RECORDS FOR PROCESSING
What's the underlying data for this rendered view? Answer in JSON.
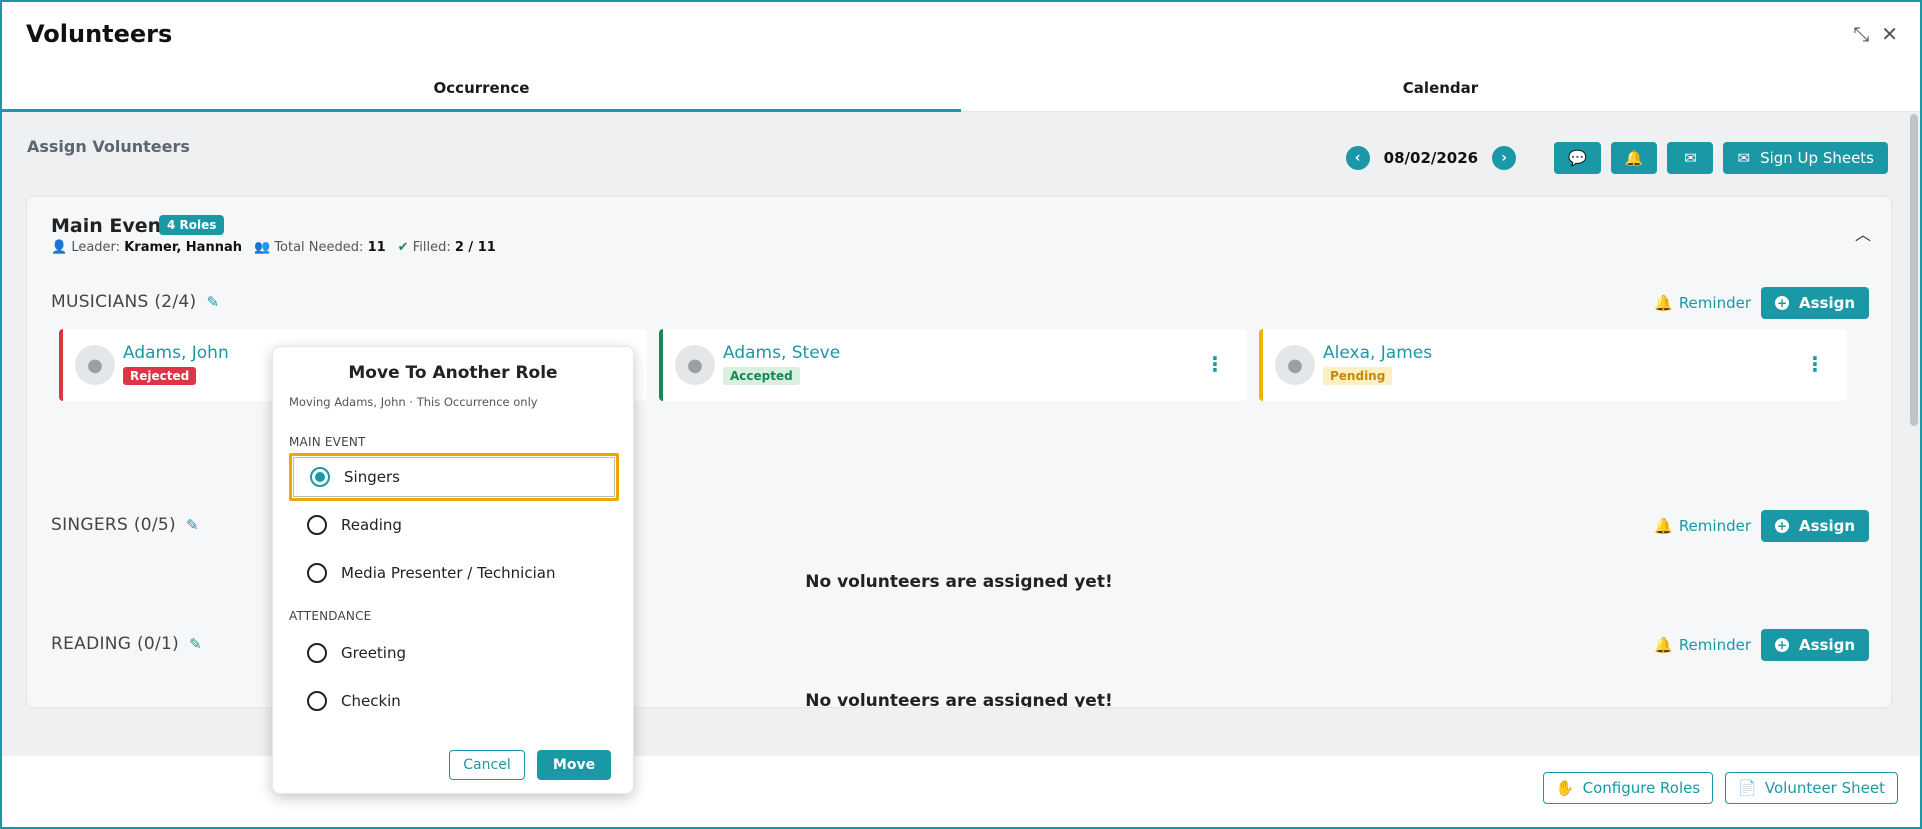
{
  "window": {
    "title": "Volunteers"
  },
  "tabs": [
    {
      "label": "Occurrence",
      "active": true
    },
    {
      "label": "Calendar",
      "active": false
    }
  ],
  "section": {
    "title": "Assign Volunteers"
  },
  "toolbar": {
    "date": "08/02/2026",
    "sign_up_label": "Sign Up Sheets"
  },
  "event": {
    "name": "Main Event",
    "roles_badge": "4 Roles",
    "leader_label": "Leader:",
    "leader": "Kramer, Hannah",
    "total_label": "Total Needed:",
    "total": "11",
    "filled_label": "Filled:",
    "filled": "2 / 11"
  },
  "roles": [
    {
      "heading": "MUSICIANS (2/4)",
      "reminder": "Reminder",
      "assign": "Assign",
      "volunteers": [
        {
          "name": "Adams, John",
          "status": "Rejected"
        },
        {
          "name": "Adams, Steve",
          "status": "Accepted"
        },
        {
          "name": "Alexa, James",
          "status": "Pending"
        }
      ]
    },
    {
      "heading": "SINGERS (0/5)",
      "reminder": "Reminder",
      "assign": "Assign",
      "empty": "No volunteers are assigned yet!"
    },
    {
      "heading": "READING (0/1)",
      "reminder": "Reminder",
      "assign": "Assign",
      "empty": "No volunteers are assigned yet!"
    }
  ],
  "footer": {
    "configure": "Configure Roles",
    "sheet": "Volunteer Sheet"
  },
  "popover": {
    "title": "Move To Another Role",
    "subtitle": "Moving Adams, John · This Occurrence only",
    "group1": "MAIN EVENT",
    "options1": [
      "Singers",
      "Reading",
      "Media Presenter / Technician"
    ],
    "group2": "ATTENDANCE",
    "options2": [
      "Greeting",
      "Checkin"
    ],
    "selected": "Singers",
    "cancel": "Cancel",
    "move": "Move"
  },
  "colors": {
    "accent": "#1a98a5",
    "rejected": "#dc3545",
    "accepted": "#198754",
    "pending": "#f0b400",
    "highlight": "#f0a500"
  },
  "icons": [
    "collapse-icon",
    "close-icon",
    "chevron-left-icon",
    "chevron-right-icon",
    "chat-icon",
    "bell-icon",
    "mail-icon",
    "envelope-open-icon",
    "edit-icon",
    "user-icon",
    "kebab-icon",
    "chevron-up-icon",
    "hand-icon",
    "file-icon"
  ]
}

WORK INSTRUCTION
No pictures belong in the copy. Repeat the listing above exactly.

EXERCISE OUTPUT
What's the underlying data for this rendered view? Answer in JSON.
{
  "window": {
    "title": "Volunteers"
  },
  "tabs": [
    {
      "label": "Occurrence",
      "active": true
    },
    {
      "label": "Calendar",
      "active": false
    }
  ],
  "section": {
    "title": "Assign Volunteers"
  },
  "toolbar": {
    "date": "08/02/2026",
    "sign_up_label": "Sign Up Sheets"
  },
  "event": {
    "name": "Main Event",
    "roles_badge": "4 Roles",
    "leader_label": "Leader:",
    "leader": "Kramer, Hannah",
    "total_label": "Total Needed:",
    "total": "11",
    "filled_label": "Filled:",
    "filled": "2 / 11"
  },
  "roles": [
    {
      "heading": "MUSICIANS (2/4)",
      "reminder": "Reminder",
      "assign": "Assign",
      "volunteers": [
        {
          "name": "Adams, John",
          "status": "Rejected"
        },
        {
          "name": "Adams, Steve",
          "status": "Accepted"
        },
        {
          "name": "Alexa, James",
          "status": "Pending"
        }
      ]
    },
    {
      "heading": "SINGERS (0/5)",
      "reminder": "Reminder",
      "assign": "Assign",
      "empty": "No volunteers are assigned yet!"
    },
    {
      "heading": "READING (0/1)",
      "reminder": "Reminder",
      "assign": "Assign",
      "empty": "No volunteers are assigned yet!"
    }
  ],
  "footer": {
    "configure": "Configure Roles",
    "sheet": "Volunteer Sheet"
  },
  "popover": {
    "title": "Move To Another Role",
    "subtitle": "Moving Adams, John · This Occurrence only",
    "group1": "MAIN EVENT",
    "options1": [
      "Singers",
      "Reading",
      "Media Presenter / Technician"
    ],
    "group2": "ATTENDANCE",
    "options2": [
      "Greeting",
      "Checkin"
    ],
    "selected": "Singers",
    "cancel": "Cancel",
    "move": "Move"
  },
  "colors": {
    "accent": "#1a98a5",
    "rejected": "#dc3545",
    "accepted": "#198754",
    "pending": "#f0b400",
    "highlight": "#f0a500"
  },
  "icons": [
    "collapse-icon",
    "close-icon",
    "chevron-left-icon",
    "chevron-right-icon",
    "chat-icon",
    "bell-icon",
    "mail-icon",
    "envelope-open-icon",
    "edit-icon",
    "user-icon",
    "kebab-icon",
    "chevron-up-icon",
    "hand-icon",
    "file-icon"
  ]
}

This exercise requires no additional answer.